This collection of reports and presentations explores just this question, describing some of the challenges faced by small-scale fisheries worldwide and their efforts to address these challenges and improve the health and well-being of the people who are dependent on these threatened environments.


The collection brings together the "grey literature" of the field, valuable work that is not readily available through academic journals and databases but is instead spread across dozens of organizational websites. This set of reports was initially identified as part of a synthesis review of key lessons commissioned by the Rockefeller Foundation's Program on Oceans and Fisheries. We are pleased to make it more easily available for others to use and build on and encourage researchers and practitioners to add relevant work to the collection.

Search this collection

Clear all

2 results found

reorder grid_view

Progress on Fishery Performance Indicators (FPIs)

January 1, 2012

This is the supplemental PowerPoint for the presentation given at the IIFET Conference in Dar es Salaam, Tanzania. Provides bulleted points regarding the progress, lessons learned, policy recommendations based on Fishery Performance Indicators under evaluation in both developed and developing countries.

Markets and Economies; Performance Indicators

People and Oceans: Managing Marine Areas for Human Well-Being

March 1, 2011

This booklet demonstrates an awakening within the conservation community that the human relationship with coastal and ocean environments must be evaluated in cultural, social, and economic -- as well as ecological -- dimensions. The major insights from this booklet include:People depend on oceans for food security, recreational opportunities, shoreline protection, climate regulation, and other ecosystem services.Marine resources have tremendous economic value that far exceeds current investments in marine governance, and visitors often are willing to pay far more than existing user fees.MMAs improve human well-being by diversifying livelihoods, enhancing incomes, and improving environmental awareness. They also pose challenges, including loss of access to fishing grounds, inequitable distribution of benefits, dependence on project assistance, and unmet expectations.MMAs are influenced by socioeconomic and governance conditions, including benefits exceeding costs, shared benefits, improved livelihood options, strong community participation, accountable management style, supportive local government, enabling legislation, enforced rules, empowerment and capacity building, strong persistent leadership, and involved external agents.Effective MMAs require strong enforcement, including both soft measures (i.e., education, partnerships) and hard measures (i.e., detection, interception, prosecution, and sanctions).Approaches such as buyouts, conservation agreements, and alternative livelihoods provide positive incentives for altering human behavior.

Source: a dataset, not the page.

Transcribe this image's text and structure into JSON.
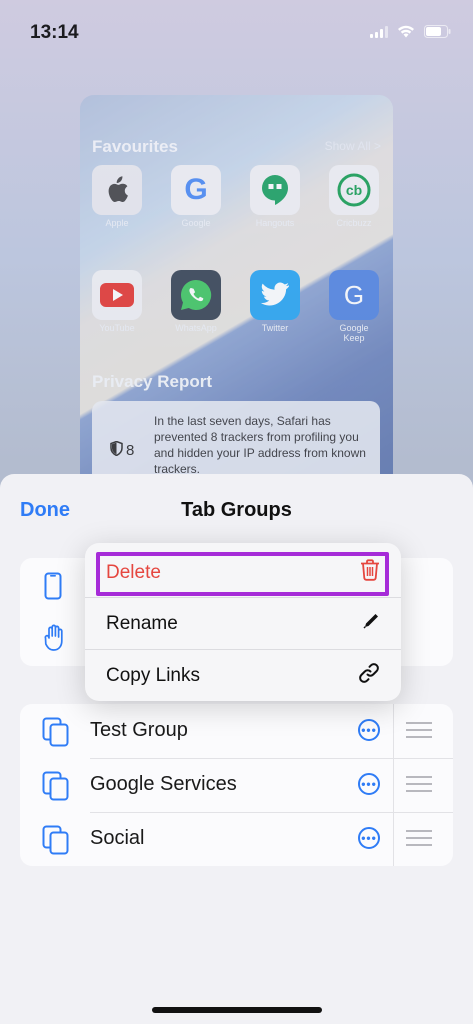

Balanced Livelihoods; Institutional Mechanisms and Frameworks; Knowledge Systems; Markets and Economies